Figure 9. This function again hides the icon; it’s the same function as Figure 5.
Though the first technique is easily resolved, the others are problematic methods of obfuscation. Layering all these techniques in one sample shows that the developers are more committed to evading detection and experimenting with different techniques to achieve success.
Looking into the C&C infrastructure
The malware has registered numerous C&C domains and many of the domain names are recent, with some still alive. These C&C domains have common IP addresses (188.8.131.52 and 184.108.40.206) that are located in Poland Warmia-Masuria. Other IP addresses (220.127.116.11 and 18.104.22.168) are located in Russia.
These C&C address have the same format: hxxp://[domain]/[random str]/index.php.
Based on the Whois information for C&C domain, we found that most are registered under the same company. This company is known to be connected to other fraudulent domains, and has been outed by other news sources. It is possible that the registrar has set up privacy protection for the registrants of fraud domains.
Users should be wary of downloading apps from untrusted sources. And devices should also be equipped with comprehensive mobile security that can mitigate mobile malware. Trend Micro Mobile Security Personal Edition and Mobile Security Solutions detect all related threats in this attack. And Trend Micro’s Mobile App Reputation Service (MARS) covers Android and iOS threats using leading sandbox and machine learning technologies. It can protect users against malware, zero-day and known exploits, privacy leaks, and application vulnerability.

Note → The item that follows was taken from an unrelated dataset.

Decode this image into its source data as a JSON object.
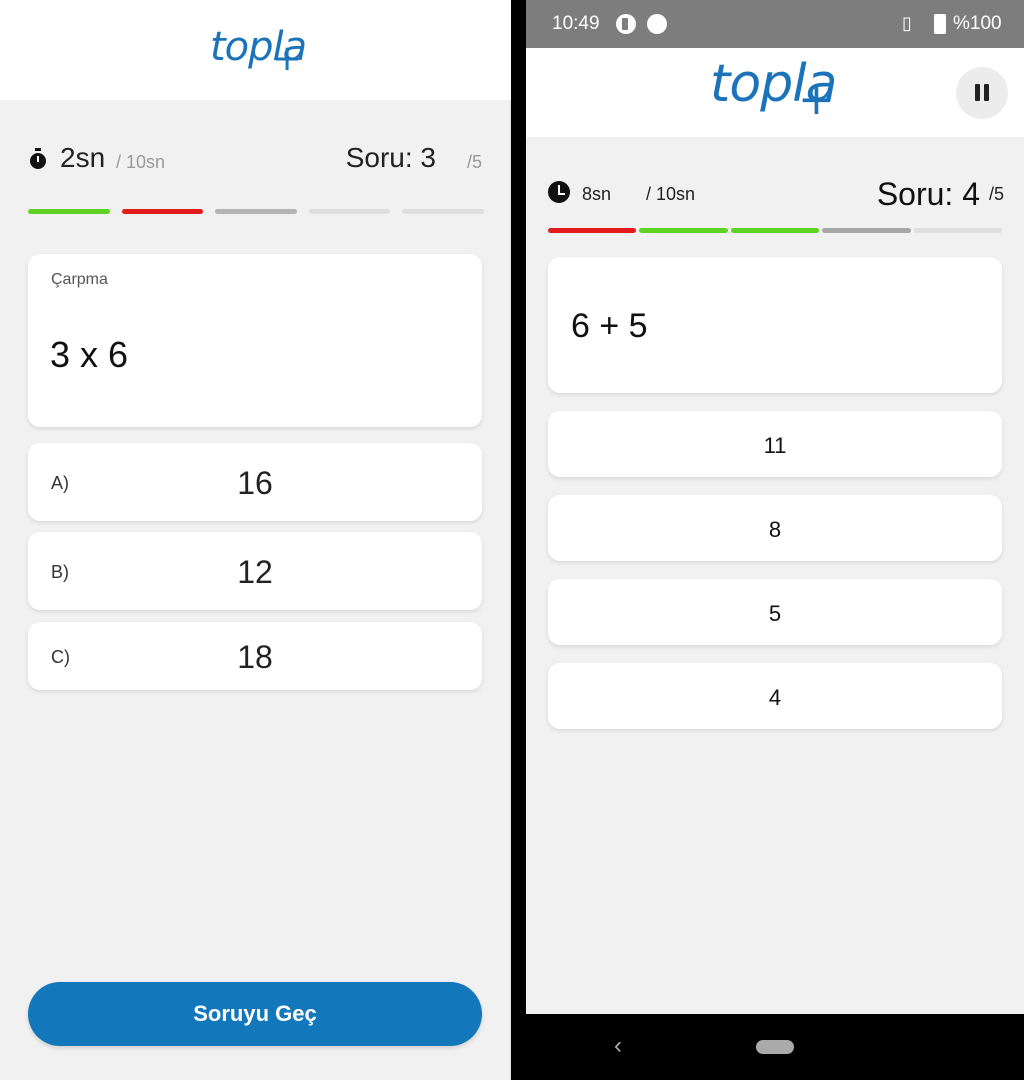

For a list of the IOCs related to this threat please see the appendix for this post.